There are so many significant pieces in this wing that is hard to single out any in particular. Forming the most extensive collection of biblical and Holy Land archaeology in the world, the exhibits are organised chronologically from prehistory to the Ottoman Empire. A group of 13th-century BCE human-shaped pottery coffins greets visitors in the first room, and other impressive displays include a 3rd-century mosaic floor from Nablus depicting events in the life of Achilles. Also notable is the ‘House of David’ Victory Stele, a fragmentary inscription from the First Temple period discovered at Tel Dan. This is the only contemporary, extra-biblical reference to the Davidic dynasty to have come to light thus far.

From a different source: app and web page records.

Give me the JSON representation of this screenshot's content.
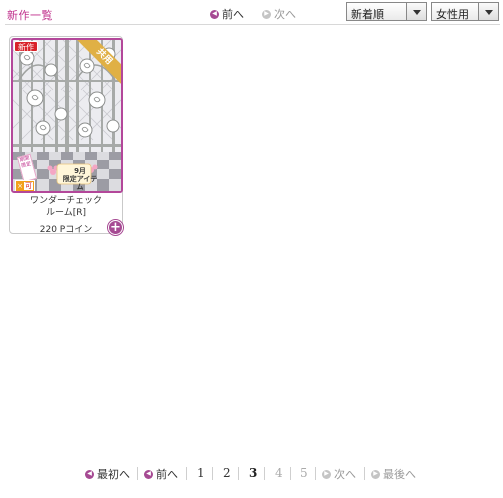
{
  "header": {
    "title": "新作一覧",
    "prev_label": "前へ",
    "next_label": "次へ",
    "sort_value": "新着順",
    "gender_value": "女性用"
  },
  "card": {
    "new_badge": "新作",
    "ribbon": "共用",
    "month_line1": "9月",
    "month_line2": "限定アイテム",
    "limited_tag": "期間限定",
    "cert_badge_icon": "×",
    "cert_badge_text": "可",
    "name_line1": "ワンダーチェック",
    "name_line2": "ルーム[R]",
    "price": "220 Pコイン",
    "add_icon": "plus-icon"
  },
  "pagination": {
    "first_label": "最初へ",
    "prev_label": "前へ",
    "pages": [
      "1",
      "2",
      "3",
      "4",
      "5"
    ],
    "current_page": "3",
    "next_label": "次へ",
    "last_label": "最後へ"
  },
  "colors": {
    "accent": "#a64a93",
    "title": "#c0308c",
    "new_badge": "#d9232a",
    "ribbon": "#e0b045"
  }
}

Jewish Art & Life Wing

The prize exhibits here are four complete synagogues brought from various locations and reconstructed. One, the 18th-century Vittorio Veneto Synagogue, is adorned with gilt and plaster and was transported from Vittorio Veneto in Italy in 1965. The others are from Cochin in India, Paramaribo in Suriname and Horb am Main in Germany. Also worth seeking out is the painted Deller family sukkah (temporary wooden dwelling erected during the harvest festival of Sukkot), which dates from the 19th century and was smuggled out of Germany to Jerusalem in 1935. The rooms at the rear of the wing focus on Jewish costume and jewellery.

Fine Arts Wing

The highlight here is the Impressionist and Post-Impressionist Gallery, which showcases work by Renoir, Pissarro, Degas, Sisley, Monet and Cézanne among many others. The Modern Art Gallery has works by Schiele, Rothko, Motherwell, Pollock, Modigliani and Bacon, and Israeli art is well represented in the Israeli Art pavilion, with striking paintings by Reuven Rubin and Yosef Zaritsky.

Art Garden

A paved promenade leads from the Shrine of the Book to this sprawling sculpture garden, which was designed by Japanese artist and landscape architect Isamu Noguchi and includes works by 19th-, 20th- and 21st–century artists including Moore, Kapoor, LeWitt, Oldenburg, Serra, Rodin and Picasso.